  16. Kajj says:

    @Derek Balling:

    I really don’t think chargebacks will continue to be as effective if people do them every single day. We’ve already seen stories here on Consumerist of customers getting blacklisted from stores for doing a chargeback, and I would think that numerous chargeback requests would tempt your bank to drop your account.

    The letter was good, and I would advise the OP to hang on to all related paperwork for the inevitable class action. Also maybe look into becoming a multi-millionaire so you can just fly in your private jet.

  17. bvita says:

    Personally, I would file a small claims action against American Airlines for larceny in the form of charging for services not rendered. File for the amount plus court costs.

    Once American gets the summons it’ll cost them a whole lot more than $15 to answer and resolve it. – Once the case has been filed, don’t accept anything less than the $15 + the filing fee.

    I realize that this may sound like a silly answer but I’ll bet that they amend the policy real quick after having to deal with a nuisance case such as this.

  18. Smitherd says:

    @Techno Viking: Of course not.

    I left off my sarcasm tag, though.

  19. nsv says:

    @Forkboy3: How many people won’t notice that they didn’t get the fee back, or forget to fight it? How many figure that $15 isn’t worth several hours of their time?

  20. Forkboy3 says:

    @nsv…..Chargeback can be done with a few clicks of the mouse these days. I’m not one that would normally fight a few dollars and probably wouldn’t go through trouble of writing a letter, but I would take 5 seconds to request a charge back from my credit card company and see how that played out.

    I think the only people that would not fight this would be the business traveler who doesn’t care because their company is picking up the tab. But then you could get corporate accounting involved and it wouldn’t surprise me if they tried to fight this, especially if it becomes common.

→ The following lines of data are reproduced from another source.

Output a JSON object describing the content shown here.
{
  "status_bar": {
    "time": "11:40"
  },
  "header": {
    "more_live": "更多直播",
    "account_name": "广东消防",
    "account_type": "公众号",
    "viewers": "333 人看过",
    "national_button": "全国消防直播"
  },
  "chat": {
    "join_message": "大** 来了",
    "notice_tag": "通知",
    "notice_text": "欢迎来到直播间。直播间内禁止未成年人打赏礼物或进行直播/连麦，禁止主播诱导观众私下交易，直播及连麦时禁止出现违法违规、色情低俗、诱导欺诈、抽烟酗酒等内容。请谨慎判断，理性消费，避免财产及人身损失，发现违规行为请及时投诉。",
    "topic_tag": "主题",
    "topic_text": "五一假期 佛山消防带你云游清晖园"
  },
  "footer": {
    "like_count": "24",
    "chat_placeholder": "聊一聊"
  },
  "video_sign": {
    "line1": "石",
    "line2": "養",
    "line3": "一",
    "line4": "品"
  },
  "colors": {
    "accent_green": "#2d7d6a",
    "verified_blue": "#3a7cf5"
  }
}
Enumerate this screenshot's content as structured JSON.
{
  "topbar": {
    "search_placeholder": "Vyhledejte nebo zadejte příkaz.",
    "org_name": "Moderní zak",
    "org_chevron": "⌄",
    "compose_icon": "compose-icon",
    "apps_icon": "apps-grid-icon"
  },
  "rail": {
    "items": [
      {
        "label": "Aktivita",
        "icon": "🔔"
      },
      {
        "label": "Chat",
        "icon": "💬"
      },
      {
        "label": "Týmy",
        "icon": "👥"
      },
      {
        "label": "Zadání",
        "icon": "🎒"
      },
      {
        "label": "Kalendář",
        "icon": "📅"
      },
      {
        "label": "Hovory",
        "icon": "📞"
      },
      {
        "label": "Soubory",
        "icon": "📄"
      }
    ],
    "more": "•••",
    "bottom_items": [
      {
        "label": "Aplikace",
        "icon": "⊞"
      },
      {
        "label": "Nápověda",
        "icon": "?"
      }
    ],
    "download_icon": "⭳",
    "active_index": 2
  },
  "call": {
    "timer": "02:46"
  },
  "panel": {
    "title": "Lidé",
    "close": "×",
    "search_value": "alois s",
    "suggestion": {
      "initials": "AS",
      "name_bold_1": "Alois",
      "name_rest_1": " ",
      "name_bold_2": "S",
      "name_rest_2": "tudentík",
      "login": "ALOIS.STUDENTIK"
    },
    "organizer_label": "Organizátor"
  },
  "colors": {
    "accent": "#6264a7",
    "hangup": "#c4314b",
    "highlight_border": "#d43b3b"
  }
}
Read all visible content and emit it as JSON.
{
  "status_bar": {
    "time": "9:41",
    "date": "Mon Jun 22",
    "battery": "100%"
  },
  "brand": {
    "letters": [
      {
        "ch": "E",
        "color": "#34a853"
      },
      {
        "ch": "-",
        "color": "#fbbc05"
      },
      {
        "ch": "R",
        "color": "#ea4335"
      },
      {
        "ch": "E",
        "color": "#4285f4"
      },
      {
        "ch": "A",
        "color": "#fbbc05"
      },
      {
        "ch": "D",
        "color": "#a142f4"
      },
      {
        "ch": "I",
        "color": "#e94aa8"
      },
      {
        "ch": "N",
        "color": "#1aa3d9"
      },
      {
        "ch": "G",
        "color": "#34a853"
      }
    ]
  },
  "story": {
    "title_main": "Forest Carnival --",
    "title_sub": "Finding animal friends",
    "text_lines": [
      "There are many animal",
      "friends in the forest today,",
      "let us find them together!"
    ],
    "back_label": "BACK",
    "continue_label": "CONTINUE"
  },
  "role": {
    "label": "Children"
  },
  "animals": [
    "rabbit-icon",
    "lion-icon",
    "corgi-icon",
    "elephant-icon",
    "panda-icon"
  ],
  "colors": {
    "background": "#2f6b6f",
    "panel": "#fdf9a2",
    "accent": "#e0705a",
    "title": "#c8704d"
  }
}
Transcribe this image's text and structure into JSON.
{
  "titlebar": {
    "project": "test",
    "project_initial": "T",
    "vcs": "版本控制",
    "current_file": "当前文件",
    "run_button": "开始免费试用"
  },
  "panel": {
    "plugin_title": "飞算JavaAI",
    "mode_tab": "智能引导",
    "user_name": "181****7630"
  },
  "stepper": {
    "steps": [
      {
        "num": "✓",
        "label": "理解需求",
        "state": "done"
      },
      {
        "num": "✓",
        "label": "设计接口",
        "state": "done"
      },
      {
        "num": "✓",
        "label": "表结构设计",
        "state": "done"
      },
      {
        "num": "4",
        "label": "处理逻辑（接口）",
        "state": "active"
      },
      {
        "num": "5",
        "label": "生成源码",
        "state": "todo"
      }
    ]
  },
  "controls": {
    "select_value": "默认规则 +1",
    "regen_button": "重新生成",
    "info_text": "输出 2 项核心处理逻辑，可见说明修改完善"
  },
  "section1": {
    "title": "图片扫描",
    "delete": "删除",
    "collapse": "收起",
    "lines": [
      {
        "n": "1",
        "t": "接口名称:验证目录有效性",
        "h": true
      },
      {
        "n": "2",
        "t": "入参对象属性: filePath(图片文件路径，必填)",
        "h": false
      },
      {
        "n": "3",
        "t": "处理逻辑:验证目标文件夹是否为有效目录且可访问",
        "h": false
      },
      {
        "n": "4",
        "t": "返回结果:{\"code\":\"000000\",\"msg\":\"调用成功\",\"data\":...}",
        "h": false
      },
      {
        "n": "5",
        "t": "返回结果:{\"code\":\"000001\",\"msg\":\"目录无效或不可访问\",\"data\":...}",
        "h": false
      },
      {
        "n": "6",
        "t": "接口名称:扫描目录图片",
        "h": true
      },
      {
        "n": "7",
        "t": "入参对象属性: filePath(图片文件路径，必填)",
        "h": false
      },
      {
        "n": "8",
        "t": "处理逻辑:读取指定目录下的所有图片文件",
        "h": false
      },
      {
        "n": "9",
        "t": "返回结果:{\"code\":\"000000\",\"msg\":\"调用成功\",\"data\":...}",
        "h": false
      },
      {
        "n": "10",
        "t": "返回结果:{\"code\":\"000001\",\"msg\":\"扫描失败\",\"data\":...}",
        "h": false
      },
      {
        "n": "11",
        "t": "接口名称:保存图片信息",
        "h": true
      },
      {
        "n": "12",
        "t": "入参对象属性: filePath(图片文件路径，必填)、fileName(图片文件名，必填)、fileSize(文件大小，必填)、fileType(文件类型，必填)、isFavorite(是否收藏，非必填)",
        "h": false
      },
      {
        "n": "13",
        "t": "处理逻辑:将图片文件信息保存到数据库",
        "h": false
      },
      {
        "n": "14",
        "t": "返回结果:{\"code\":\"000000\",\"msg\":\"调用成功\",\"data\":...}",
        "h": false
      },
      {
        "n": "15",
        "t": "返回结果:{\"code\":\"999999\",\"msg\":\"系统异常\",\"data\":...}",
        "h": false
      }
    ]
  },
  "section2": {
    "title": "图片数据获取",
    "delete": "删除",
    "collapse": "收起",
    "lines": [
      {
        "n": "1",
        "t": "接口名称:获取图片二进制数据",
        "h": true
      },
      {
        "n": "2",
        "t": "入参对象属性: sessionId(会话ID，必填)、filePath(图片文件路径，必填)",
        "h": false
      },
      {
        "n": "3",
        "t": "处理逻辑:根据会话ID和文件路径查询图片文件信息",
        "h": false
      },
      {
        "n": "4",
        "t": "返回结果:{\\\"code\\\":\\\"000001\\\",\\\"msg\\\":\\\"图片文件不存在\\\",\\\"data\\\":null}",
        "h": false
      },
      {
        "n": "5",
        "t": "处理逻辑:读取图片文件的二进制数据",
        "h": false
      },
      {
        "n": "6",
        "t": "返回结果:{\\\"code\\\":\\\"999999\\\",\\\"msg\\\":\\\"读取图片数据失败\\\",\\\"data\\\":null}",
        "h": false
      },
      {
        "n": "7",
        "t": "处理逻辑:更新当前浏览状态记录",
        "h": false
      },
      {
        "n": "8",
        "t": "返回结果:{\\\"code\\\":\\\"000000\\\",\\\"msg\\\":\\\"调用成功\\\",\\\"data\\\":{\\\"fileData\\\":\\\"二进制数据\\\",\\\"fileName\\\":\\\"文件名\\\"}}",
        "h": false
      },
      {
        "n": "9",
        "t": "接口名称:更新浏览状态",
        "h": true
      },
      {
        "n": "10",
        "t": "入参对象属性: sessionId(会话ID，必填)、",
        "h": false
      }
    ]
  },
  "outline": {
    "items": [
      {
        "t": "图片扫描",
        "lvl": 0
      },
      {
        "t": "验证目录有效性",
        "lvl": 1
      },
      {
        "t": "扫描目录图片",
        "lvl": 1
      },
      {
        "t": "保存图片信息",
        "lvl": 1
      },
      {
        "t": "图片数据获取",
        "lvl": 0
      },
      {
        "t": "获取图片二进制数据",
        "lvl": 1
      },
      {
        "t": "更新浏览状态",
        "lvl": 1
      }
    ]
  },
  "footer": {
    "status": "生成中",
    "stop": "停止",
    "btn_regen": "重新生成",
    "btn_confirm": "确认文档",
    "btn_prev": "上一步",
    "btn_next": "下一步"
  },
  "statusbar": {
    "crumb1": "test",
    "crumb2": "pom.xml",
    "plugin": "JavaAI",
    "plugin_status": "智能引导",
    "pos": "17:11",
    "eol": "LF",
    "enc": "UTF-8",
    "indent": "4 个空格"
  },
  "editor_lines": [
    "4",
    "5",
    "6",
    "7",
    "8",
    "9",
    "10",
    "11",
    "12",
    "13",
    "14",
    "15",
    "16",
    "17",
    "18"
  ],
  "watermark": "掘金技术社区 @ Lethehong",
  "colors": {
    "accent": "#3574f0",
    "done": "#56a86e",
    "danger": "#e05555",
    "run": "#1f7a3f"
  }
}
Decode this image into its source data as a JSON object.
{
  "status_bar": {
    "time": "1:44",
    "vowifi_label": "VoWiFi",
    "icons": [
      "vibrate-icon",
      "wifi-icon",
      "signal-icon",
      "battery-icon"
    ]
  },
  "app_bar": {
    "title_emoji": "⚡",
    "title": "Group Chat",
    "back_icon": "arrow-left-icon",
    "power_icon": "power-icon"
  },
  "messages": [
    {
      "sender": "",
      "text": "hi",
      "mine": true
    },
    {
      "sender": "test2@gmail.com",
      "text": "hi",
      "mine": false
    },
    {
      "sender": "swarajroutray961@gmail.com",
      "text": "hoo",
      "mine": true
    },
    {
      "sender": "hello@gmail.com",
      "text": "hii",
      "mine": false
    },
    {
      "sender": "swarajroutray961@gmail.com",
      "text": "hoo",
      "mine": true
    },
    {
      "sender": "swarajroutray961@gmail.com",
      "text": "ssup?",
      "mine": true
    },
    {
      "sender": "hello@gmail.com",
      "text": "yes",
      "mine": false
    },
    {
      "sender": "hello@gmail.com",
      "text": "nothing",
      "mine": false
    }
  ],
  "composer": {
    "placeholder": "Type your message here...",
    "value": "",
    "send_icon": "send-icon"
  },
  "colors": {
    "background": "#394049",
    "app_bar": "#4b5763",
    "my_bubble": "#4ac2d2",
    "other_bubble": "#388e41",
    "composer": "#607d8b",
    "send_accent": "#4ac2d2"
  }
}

    I guess time will tell.

  21. JollyJumjuck says:

    Not only should AA keep the money, but Joshua should send them $20 for wasting AA employees’ valuable time in this trivial matter, a long apology letter for having the gall to ask for what rightfully belongs to AA (the checked baggage free), and an oath to fly AA till the end of time because they were graceful enough to deign him permission to fly their splendid airline in the first place.

  22. SkokieGuy says:

    My favorite part of the letter is the close. Instead of hyperventilating that “You’ve lost a customer…I’ll never use you again…etc.”, the OP intelligently indicates that his future business is contingent on how they handle this issue.

    THAT is an incentive for a business to take action!

  23. Poshua says:

    I am the OP. I sent this email at 3:45 PM on July 3, right before the long weekend. Someone got back to me from AA customer relations on Monday around noontime, apologizing and saying they will refund the fee to the credit card I paid it with. So, I am satisfied with the resolution. Thanks, AA customer relations.